[Entries from a dataset of interfaces]
┌──
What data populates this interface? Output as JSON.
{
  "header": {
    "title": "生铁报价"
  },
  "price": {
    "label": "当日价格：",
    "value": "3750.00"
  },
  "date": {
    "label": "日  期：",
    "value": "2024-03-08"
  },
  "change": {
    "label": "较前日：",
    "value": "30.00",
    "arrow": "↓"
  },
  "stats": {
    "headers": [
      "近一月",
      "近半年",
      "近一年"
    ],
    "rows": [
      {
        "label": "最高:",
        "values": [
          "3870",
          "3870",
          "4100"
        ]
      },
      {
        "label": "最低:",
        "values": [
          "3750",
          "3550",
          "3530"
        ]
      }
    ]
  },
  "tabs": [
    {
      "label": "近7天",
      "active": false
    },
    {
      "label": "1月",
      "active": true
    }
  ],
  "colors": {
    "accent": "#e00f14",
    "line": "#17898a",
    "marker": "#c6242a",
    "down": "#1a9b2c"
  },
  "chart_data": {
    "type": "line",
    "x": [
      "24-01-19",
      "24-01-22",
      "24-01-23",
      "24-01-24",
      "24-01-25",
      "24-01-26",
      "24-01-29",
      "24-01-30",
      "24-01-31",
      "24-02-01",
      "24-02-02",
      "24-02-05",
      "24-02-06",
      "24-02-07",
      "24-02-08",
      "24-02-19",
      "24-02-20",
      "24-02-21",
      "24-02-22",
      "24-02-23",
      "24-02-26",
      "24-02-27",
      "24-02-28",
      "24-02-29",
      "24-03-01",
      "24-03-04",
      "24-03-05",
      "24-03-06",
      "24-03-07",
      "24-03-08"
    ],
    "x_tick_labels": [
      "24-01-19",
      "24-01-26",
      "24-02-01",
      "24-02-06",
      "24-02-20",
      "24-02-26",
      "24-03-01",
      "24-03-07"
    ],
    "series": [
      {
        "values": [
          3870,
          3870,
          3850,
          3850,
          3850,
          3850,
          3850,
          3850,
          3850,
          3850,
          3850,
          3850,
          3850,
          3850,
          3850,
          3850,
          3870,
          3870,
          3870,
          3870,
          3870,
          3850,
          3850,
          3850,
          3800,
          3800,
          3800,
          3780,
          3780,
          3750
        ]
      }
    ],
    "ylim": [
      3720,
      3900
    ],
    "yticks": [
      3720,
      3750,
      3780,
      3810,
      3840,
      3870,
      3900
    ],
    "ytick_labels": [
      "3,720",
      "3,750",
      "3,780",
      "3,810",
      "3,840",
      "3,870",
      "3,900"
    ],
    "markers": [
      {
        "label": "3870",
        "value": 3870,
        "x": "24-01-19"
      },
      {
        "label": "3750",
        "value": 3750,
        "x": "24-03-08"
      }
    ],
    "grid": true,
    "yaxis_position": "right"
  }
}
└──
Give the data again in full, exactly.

What data populates this interface? Output as JSON.
{
  "header": {
    "title": "生铁报价"
  },
  "price": {
    "label": "当日价格：",
    "value": "3750.00"
  },
  "date": {
    "label": "日  期：",
    "value": "2024-03-08"
  },
  "change": {
    "label": "较前日：",
    "value": "30.00",
    "arrow": "↓"
  },
  "stats": {
    "headers": [
      "近一月",
      "近半年",
      "近一年"
    ],
    "rows": [
      {
        "label": "最高:",
        "values": [
          "3870",
          "3870",
          "4100"
        ]
      },
      {
        "label": "最低:",
        "values": [
          "3750",
          "3550",
          "3530"
        ]
      }
    ]
  },
  "tabs": [
    {
      "label": "近7天",
      "active": false
    },
    {
      "label": "1月",
      "active": true
    }
  ],
  "colors": {
    "accent": "#e00f14",
    "line": "#17898a",
    "marker": "#c6242a",
    "down": "#1a9b2c"
  },
  "chart_data": {
    "type": "line",
    "x": [
      "24-01-19",
      "24-01-22",
      "24-01-23",
      "24-01-24",
      "24-01-25",
      "24-01-26",
      "24-01-29",
      "24-01-30",
      "24-01-31",
      "24-02-01",
      "24-02-02",
      "24-02-05",
      "24-02-06",
      "24-02-07",
      "24-02-08",
      "24-02-19",
      "24-02-20",
      "24-02-21",
      "24-02-22",
      "24-02-23",
      "24-02-26",
      "24-02-27",
      "24-02-28",
      "24-02-29",
      "24-03-01",
      "24-03-04",
      "24-03-05",
      "24-03-06",
      "24-03-07",
      "24-03-08"
    ],
    "x_tick_labels": [
      "24-01-19",
      "24-01-26",
      "24-02-01",
      "24-02-06",
      "24-02-20",
      "24-02-26",
      "24-03-01",
      "24-03-07"
    ],
    "series": [
      {
        "values": [
          3870,
          3870,
          3850,
          3850,
          3850,
          3850,
          3850,
          3850,
          3850,
          3850,
          3850,
          3850,
          3850,
          3850,
          3850,
          3850,
          3870,
          3870,
          3870,
          3870,
          3870,
          3850,
          3850,
          3850,
          3800,
          3800,
          3800,
          3780,
          3780,
          3750
        ]
      }
    ],
    "ylim": [
      3720,
      3900
    ],
    "yticks": [
      3720,
      3750,
      3780,
      3810,
      3840,
      3870,
      3900
    ],
    "ytick_labels": [
      "3,720",
      "3,750",
      "3,780",
      "3,810",
      "3,840",
      "3,870",
      "3,900"
    ],
    "markers": [
      {
        "label": "3870",
        "value": 3870,
        "x": "24-01-19"
      },
      {
        "label": "3750",
        "value": 3750,
        "x": "24-03-08"
      }
    ],
    "grid": true,
    "yaxis_position": "right"
  }
}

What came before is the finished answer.